Task description: Where in the data below does the word "accent" appear? Copy each line that holds it.

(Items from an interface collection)
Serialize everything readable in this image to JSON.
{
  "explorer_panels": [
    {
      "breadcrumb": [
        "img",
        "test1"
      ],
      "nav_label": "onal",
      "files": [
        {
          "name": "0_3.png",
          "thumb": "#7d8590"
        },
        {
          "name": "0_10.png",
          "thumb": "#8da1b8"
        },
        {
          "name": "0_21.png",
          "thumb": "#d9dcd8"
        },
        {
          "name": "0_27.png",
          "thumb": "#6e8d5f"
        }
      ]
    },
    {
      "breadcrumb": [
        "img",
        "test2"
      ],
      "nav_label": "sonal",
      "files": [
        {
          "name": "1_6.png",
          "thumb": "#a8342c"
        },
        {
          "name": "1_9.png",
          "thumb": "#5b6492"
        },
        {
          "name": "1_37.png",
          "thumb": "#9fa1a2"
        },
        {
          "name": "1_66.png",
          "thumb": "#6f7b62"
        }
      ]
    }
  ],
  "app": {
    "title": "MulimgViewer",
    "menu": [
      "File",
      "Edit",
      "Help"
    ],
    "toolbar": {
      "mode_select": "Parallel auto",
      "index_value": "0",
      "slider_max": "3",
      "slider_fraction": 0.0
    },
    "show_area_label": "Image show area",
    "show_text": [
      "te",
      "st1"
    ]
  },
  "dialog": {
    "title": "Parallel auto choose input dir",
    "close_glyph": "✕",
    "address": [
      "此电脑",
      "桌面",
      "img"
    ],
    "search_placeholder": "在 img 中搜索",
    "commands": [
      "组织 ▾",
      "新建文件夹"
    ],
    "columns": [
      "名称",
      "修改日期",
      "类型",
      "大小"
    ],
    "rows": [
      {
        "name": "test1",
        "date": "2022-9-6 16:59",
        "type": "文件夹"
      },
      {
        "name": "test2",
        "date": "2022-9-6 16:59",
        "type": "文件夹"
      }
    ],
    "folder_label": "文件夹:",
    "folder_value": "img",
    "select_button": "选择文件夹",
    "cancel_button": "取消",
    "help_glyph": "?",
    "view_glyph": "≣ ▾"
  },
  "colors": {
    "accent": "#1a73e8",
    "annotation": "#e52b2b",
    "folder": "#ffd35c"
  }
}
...
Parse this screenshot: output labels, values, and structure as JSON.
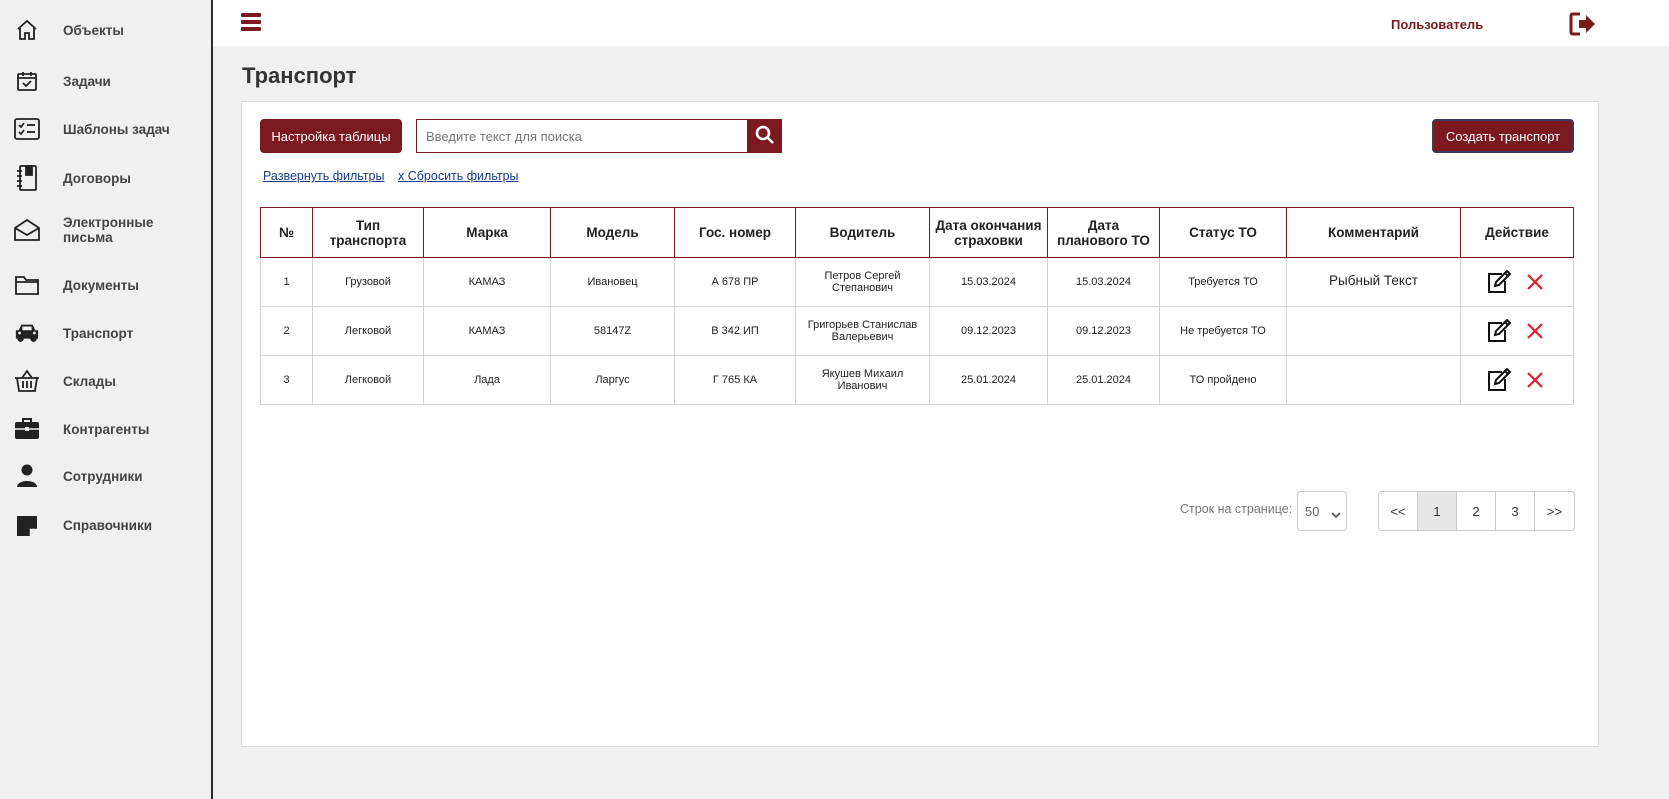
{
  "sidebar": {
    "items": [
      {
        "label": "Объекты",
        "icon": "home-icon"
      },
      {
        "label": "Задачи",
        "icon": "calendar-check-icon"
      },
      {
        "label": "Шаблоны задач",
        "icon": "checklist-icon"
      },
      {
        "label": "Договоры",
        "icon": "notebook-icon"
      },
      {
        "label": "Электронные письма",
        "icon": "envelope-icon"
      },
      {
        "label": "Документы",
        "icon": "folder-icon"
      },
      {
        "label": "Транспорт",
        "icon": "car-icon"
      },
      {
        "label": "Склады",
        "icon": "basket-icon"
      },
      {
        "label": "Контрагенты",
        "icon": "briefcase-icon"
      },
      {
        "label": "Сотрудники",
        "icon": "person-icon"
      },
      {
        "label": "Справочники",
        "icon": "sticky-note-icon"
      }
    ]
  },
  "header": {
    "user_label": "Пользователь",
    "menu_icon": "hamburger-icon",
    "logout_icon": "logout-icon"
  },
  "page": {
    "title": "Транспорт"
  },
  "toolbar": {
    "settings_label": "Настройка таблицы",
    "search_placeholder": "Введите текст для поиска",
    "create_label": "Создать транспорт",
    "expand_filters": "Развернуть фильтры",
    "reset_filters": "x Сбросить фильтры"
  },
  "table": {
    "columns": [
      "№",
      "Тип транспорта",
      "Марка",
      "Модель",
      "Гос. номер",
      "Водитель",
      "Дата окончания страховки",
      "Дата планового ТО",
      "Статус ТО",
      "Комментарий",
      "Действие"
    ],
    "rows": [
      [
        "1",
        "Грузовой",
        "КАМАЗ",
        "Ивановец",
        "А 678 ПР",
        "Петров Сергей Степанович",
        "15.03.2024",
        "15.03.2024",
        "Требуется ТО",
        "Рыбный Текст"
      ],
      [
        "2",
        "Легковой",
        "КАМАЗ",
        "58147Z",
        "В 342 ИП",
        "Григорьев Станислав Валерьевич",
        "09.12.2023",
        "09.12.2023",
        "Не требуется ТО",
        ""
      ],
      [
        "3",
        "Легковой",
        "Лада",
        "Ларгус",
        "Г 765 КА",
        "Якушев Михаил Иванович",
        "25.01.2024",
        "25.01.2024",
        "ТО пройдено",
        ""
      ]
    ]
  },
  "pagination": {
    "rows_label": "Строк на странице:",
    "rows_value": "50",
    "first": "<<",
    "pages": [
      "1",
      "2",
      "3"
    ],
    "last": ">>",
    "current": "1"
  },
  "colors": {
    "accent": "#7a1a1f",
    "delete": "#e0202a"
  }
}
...
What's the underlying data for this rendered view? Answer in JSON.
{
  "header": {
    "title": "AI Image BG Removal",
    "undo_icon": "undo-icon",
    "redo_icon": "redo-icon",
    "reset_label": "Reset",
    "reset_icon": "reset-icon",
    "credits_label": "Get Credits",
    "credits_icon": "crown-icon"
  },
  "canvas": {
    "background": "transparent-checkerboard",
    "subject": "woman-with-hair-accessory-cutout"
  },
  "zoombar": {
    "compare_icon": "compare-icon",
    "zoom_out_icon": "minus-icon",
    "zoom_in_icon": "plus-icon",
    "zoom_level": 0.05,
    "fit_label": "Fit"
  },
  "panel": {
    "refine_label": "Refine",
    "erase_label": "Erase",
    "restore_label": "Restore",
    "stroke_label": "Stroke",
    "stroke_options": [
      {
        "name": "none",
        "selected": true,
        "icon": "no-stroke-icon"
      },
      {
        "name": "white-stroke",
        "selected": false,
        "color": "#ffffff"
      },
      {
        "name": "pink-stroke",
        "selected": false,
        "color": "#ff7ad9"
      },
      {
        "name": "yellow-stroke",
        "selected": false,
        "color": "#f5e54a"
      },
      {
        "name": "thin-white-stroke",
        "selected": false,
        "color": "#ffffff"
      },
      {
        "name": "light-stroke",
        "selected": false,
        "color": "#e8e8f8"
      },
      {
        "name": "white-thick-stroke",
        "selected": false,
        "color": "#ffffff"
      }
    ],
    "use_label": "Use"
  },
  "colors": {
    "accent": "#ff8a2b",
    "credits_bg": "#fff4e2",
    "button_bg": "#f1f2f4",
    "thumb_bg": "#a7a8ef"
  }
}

Result of this exercise:
    "accent": "#1a73e8",
    "accent": "#7a1a1f",
    "accent": "#ff8a2b",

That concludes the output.